Work request. In total, how many lines of the data contain the word "image"? Only that number is wanted.

[Opening Record set section]

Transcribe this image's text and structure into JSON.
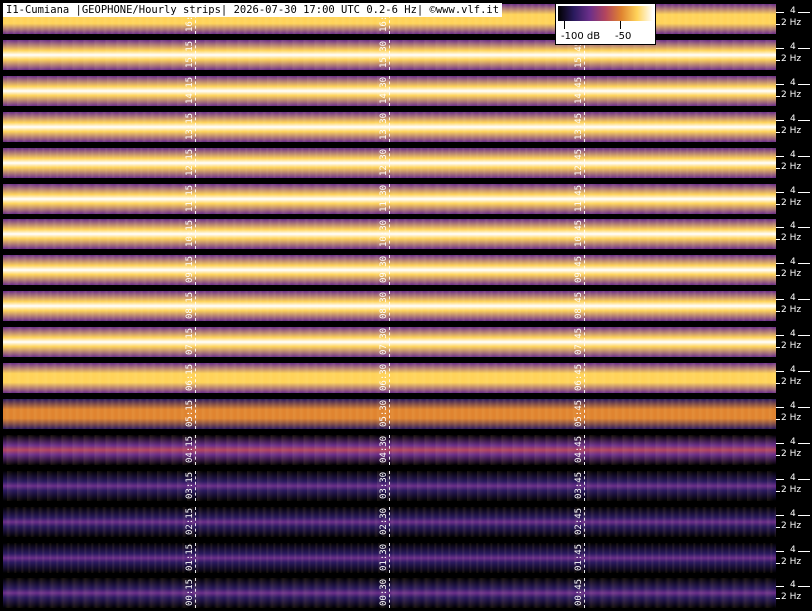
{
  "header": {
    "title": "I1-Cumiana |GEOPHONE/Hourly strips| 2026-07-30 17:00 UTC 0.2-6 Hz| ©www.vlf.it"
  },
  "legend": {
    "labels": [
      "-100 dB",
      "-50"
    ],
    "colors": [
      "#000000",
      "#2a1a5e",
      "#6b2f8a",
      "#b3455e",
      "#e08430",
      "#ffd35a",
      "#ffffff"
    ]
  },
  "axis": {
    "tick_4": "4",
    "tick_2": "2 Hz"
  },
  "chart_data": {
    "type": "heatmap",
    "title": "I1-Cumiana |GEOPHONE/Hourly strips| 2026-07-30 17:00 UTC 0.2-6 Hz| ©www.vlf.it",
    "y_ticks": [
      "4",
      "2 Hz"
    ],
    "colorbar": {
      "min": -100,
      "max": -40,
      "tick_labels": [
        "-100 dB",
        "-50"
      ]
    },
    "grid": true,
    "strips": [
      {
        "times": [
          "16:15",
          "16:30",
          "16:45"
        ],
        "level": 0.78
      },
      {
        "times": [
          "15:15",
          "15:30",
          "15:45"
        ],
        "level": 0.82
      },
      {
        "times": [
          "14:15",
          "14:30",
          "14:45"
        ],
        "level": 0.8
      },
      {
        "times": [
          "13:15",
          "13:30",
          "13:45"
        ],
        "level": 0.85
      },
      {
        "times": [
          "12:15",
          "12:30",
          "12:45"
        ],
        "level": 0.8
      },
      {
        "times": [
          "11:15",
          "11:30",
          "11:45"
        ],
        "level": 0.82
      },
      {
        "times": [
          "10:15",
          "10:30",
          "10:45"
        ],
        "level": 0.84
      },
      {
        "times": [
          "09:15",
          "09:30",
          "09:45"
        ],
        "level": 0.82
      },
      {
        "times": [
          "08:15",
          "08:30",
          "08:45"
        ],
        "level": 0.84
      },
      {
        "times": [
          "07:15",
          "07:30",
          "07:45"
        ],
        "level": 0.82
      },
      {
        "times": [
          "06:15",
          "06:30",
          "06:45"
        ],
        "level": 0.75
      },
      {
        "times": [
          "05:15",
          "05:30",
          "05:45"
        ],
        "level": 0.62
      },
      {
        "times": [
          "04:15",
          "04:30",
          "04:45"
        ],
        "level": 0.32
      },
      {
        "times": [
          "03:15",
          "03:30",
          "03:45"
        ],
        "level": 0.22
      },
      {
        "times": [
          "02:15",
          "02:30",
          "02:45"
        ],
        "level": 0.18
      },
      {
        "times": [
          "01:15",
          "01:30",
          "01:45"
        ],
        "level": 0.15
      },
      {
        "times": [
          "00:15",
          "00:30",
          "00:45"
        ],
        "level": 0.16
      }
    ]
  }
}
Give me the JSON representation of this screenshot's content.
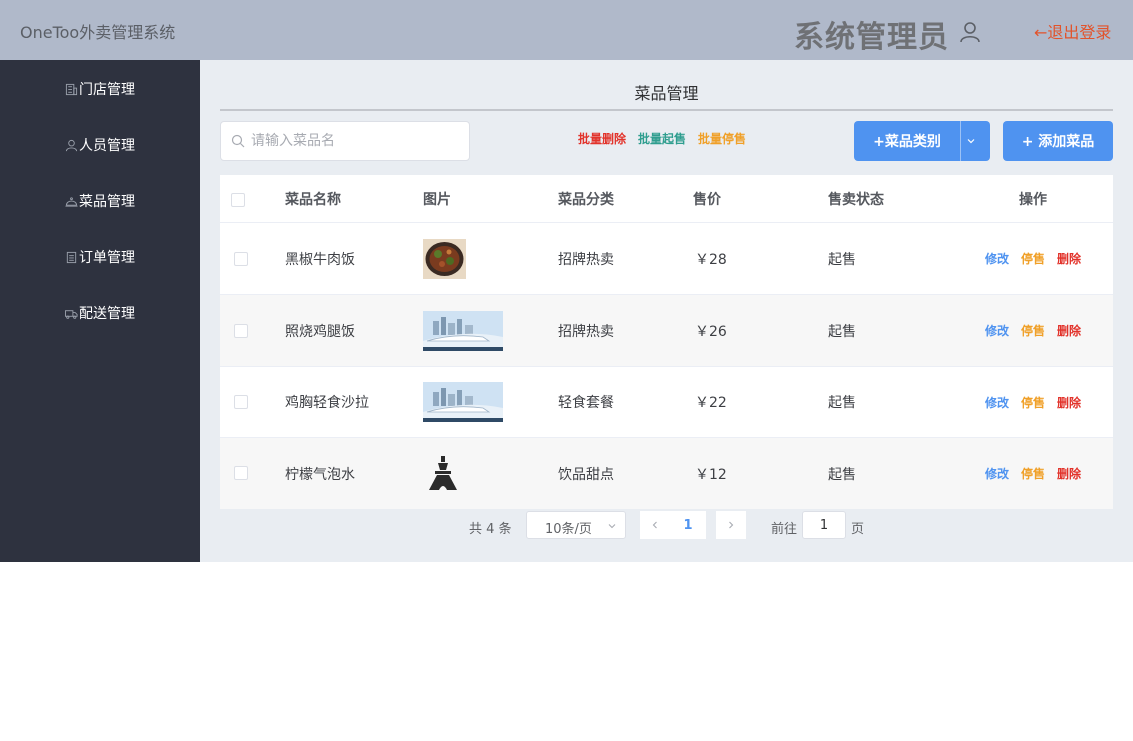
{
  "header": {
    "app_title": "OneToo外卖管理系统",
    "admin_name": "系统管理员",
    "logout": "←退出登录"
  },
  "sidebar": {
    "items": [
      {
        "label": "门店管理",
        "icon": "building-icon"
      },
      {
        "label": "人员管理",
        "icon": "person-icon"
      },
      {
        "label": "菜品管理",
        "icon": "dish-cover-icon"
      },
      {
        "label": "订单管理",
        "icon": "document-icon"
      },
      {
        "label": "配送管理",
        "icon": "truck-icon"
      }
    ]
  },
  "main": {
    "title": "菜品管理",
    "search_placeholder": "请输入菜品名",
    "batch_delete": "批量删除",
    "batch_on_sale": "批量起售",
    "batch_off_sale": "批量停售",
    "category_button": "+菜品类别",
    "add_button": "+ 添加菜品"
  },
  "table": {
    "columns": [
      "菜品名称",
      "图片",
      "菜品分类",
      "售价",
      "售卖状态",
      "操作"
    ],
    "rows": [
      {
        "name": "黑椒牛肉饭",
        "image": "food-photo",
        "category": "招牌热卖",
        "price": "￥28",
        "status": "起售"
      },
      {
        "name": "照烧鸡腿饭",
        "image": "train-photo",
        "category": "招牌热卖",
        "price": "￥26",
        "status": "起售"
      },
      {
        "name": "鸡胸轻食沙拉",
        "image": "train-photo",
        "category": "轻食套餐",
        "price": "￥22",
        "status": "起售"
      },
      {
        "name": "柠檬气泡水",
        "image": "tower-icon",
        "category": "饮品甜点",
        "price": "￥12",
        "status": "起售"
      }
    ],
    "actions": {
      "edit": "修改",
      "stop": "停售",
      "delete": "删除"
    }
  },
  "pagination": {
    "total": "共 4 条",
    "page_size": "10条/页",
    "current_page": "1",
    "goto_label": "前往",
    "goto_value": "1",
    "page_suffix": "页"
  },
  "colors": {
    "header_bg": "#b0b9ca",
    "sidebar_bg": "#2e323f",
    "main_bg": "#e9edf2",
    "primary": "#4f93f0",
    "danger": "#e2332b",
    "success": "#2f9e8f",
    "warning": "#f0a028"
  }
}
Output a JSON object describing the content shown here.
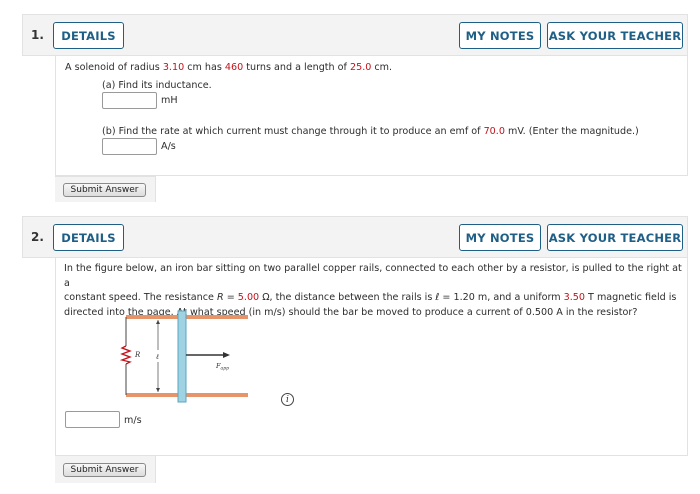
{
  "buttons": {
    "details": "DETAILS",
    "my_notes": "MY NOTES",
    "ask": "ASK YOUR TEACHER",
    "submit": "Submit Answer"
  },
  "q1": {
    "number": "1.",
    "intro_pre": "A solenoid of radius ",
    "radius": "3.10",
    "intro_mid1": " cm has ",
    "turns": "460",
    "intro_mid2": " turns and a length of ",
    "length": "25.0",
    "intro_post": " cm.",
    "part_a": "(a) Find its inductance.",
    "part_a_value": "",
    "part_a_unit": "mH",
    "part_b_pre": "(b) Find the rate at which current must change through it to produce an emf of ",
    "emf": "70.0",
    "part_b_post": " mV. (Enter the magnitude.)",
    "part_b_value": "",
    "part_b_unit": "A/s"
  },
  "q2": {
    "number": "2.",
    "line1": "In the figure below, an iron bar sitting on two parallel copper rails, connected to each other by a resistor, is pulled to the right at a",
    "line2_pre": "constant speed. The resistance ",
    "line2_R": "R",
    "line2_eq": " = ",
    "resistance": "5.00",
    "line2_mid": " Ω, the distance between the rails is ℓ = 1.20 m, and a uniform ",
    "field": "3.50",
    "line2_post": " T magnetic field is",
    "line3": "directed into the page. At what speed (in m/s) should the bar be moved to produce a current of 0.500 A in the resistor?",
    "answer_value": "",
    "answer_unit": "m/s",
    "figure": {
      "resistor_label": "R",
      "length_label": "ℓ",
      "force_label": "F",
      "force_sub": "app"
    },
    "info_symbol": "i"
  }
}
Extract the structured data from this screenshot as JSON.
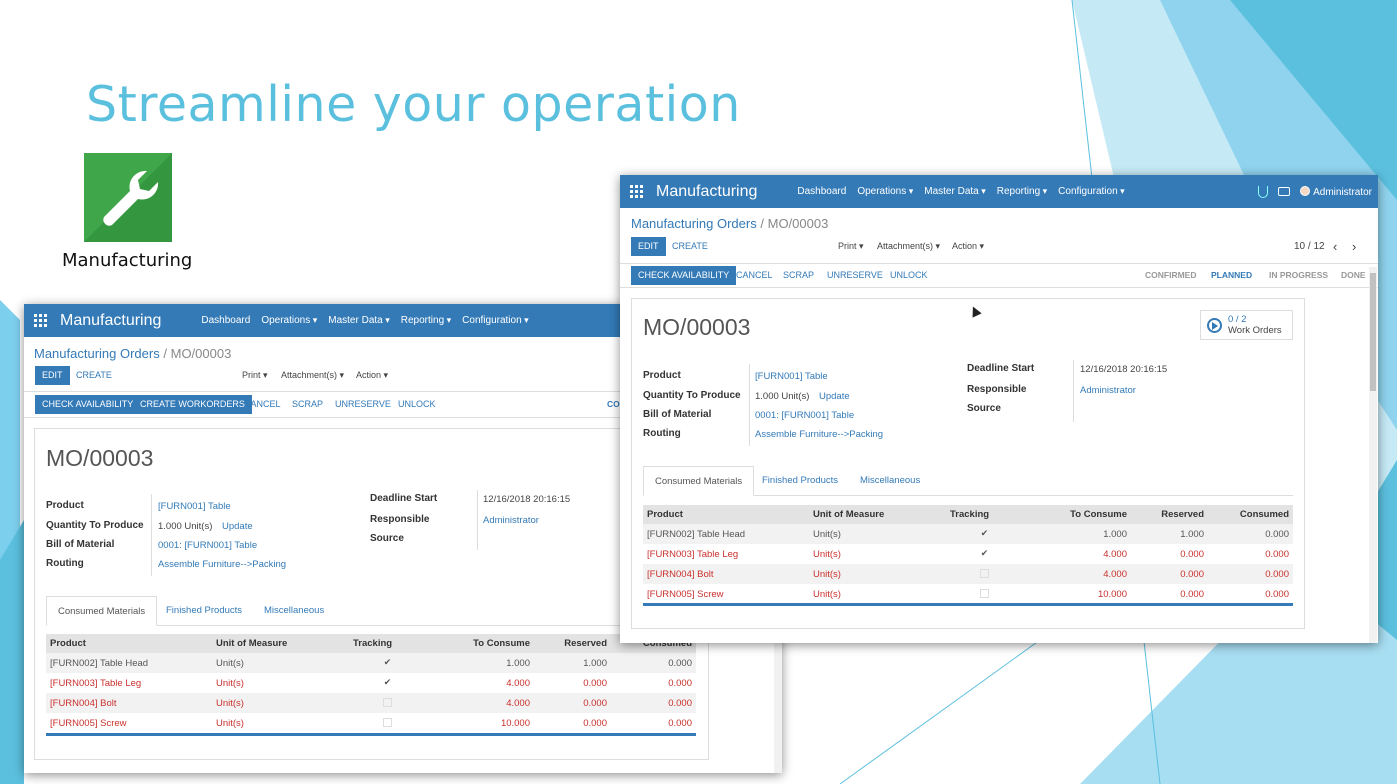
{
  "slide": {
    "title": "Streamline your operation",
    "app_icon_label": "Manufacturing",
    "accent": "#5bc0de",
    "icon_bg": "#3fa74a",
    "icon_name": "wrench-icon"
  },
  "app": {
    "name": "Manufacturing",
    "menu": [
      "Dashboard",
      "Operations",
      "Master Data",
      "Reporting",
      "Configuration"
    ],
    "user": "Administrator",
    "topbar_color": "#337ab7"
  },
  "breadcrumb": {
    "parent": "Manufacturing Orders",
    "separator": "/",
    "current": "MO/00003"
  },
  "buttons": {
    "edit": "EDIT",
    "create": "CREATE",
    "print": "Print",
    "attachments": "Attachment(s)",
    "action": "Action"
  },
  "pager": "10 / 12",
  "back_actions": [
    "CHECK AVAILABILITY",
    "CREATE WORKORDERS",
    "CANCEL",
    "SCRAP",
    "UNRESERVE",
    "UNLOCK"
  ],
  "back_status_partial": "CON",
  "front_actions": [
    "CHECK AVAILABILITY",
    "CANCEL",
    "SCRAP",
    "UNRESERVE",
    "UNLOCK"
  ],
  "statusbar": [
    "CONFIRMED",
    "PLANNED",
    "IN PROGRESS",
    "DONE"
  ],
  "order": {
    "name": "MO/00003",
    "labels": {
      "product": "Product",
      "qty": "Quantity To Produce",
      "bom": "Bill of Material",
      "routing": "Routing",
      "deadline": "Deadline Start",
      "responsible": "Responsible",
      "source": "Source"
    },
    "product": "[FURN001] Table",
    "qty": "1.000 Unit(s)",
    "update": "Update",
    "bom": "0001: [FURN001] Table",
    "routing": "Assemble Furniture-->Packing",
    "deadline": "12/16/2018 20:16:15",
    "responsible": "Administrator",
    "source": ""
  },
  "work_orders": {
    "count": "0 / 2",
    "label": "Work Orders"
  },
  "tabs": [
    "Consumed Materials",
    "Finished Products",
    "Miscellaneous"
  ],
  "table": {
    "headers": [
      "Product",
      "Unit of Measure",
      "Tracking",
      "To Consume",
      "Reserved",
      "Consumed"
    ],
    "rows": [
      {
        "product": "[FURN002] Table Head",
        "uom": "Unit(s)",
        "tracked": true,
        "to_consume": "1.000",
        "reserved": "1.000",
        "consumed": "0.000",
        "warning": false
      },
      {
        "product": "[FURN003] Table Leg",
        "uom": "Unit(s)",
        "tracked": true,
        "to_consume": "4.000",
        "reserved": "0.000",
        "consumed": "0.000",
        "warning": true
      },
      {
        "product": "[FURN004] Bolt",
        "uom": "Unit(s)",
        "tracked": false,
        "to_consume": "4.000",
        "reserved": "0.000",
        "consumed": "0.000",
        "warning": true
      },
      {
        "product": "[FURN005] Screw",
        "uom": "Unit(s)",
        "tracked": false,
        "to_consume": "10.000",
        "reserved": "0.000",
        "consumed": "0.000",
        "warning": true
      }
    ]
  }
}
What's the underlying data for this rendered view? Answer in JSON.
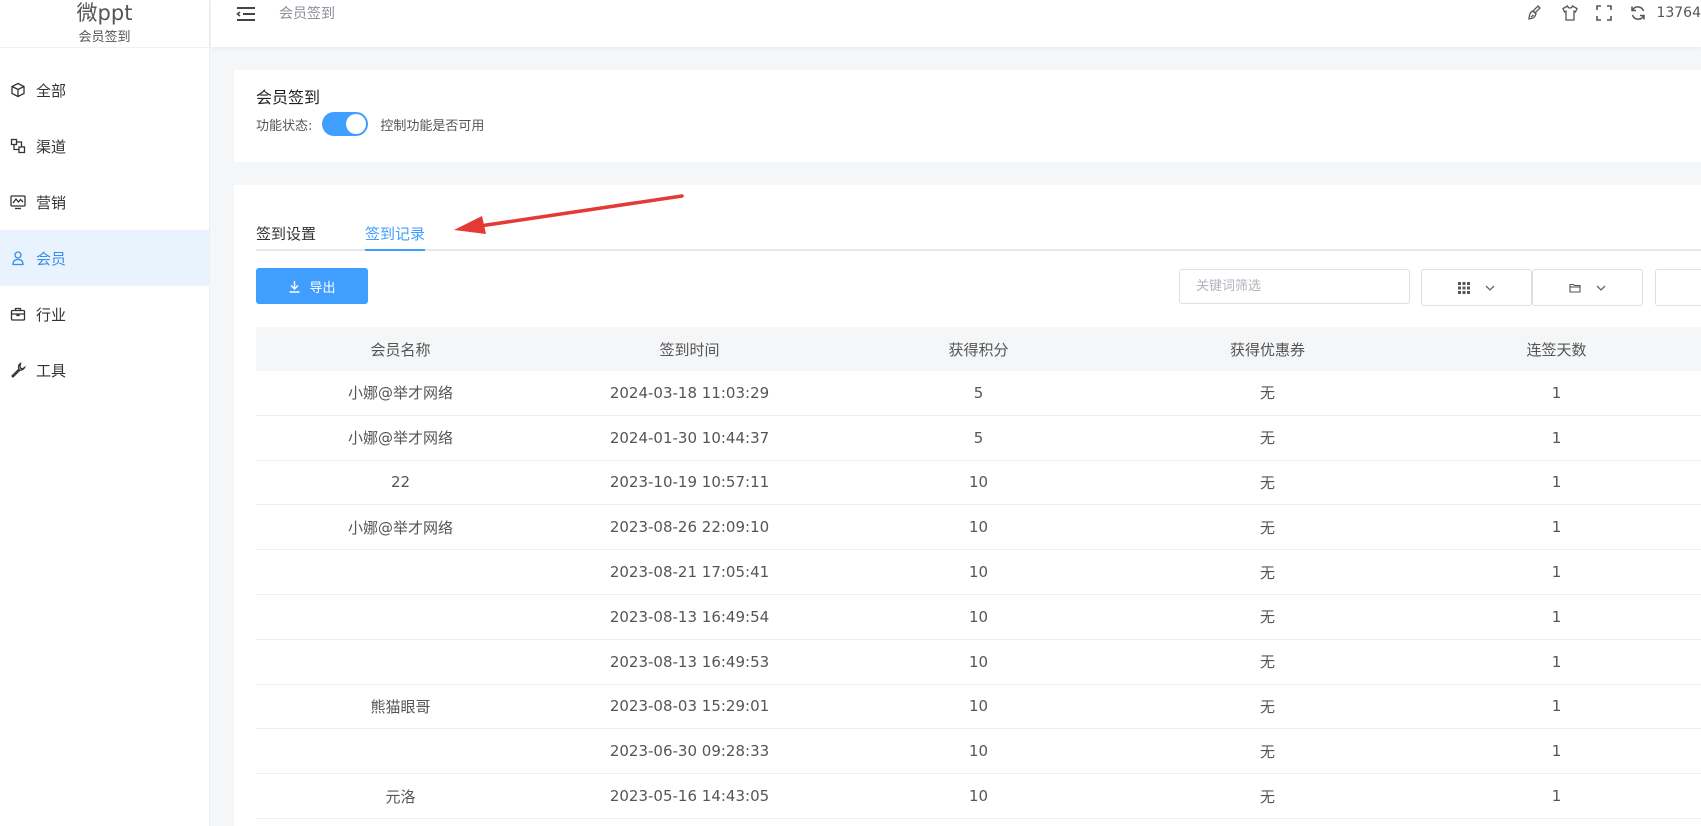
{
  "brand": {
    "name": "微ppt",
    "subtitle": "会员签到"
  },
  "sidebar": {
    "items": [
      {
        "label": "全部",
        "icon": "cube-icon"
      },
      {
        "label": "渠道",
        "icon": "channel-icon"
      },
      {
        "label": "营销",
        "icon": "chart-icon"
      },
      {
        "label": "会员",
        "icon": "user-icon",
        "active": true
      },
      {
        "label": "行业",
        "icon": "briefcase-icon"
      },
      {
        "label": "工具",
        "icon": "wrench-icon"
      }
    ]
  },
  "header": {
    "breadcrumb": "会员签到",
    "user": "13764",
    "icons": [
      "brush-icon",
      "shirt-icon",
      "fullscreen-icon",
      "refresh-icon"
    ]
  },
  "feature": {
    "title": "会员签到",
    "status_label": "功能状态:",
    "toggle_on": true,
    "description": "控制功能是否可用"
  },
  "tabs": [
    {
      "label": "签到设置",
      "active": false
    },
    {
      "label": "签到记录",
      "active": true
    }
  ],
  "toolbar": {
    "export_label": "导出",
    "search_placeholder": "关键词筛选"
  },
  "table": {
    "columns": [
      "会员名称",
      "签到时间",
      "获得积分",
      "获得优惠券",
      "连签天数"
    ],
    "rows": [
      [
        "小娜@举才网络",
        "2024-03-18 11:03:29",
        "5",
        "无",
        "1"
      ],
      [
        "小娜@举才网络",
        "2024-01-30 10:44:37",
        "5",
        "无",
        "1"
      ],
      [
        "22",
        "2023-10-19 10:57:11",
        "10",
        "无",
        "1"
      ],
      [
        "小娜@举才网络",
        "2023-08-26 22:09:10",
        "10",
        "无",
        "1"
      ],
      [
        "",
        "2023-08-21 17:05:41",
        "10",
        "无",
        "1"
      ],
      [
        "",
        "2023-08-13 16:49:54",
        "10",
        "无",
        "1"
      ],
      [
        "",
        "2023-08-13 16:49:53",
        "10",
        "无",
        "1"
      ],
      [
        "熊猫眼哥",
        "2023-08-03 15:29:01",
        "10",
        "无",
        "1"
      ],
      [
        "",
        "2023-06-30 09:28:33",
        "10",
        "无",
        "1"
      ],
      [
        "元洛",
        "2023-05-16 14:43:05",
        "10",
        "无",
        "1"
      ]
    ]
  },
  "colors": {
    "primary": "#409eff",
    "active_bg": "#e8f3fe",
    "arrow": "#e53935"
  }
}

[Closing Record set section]

Result of this task. 5